WHAT THE TASK REQUIRES:
The data below should be copied over with complete accuracy.

═══

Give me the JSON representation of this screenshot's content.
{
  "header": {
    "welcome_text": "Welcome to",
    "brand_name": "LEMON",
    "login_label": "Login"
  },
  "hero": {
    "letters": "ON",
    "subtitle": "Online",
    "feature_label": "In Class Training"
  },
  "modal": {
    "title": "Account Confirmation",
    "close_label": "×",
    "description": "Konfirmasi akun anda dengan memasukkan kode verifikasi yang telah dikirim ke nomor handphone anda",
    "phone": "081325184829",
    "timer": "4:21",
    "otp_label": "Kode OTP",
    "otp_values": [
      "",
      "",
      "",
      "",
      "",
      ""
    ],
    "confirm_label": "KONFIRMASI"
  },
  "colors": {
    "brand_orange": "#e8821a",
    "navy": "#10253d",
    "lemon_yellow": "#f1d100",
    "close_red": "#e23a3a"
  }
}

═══

YOUR RESPONSE:
Give me the JSON representation of this screenshot's content.
{
  "header": {
    "welcome_text": "Welcome to",
    "brand_name": "LEMON",
    "login_label": "Login"
  },
  "hero": {
    "letters": "ON",
    "subtitle": "Online",
    "feature_label": "In Class Training"
  },
  "modal": {
    "title": "Account Confirmation",
    "close_label": "×",
    "description": "Konfirmasi akun anda dengan memasukkan kode verifikasi yang telah dikirim ke nomor handphone anda",
    "phone": "081325184829",
    "timer": "4:21",
    "otp_label": "Kode OTP",
    "otp_values": [
      "",
      "",
      "",
      "",
      "",
      ""
    ],
    "confirm_label": "KONFIRMASI"
  },
  "colors": {
    "brand_orange": "#e8821a",
    "navy": "#10253d",
    "lemon_yellow": "#f1d100",
    "close_red": "#e23a3a"
  }
}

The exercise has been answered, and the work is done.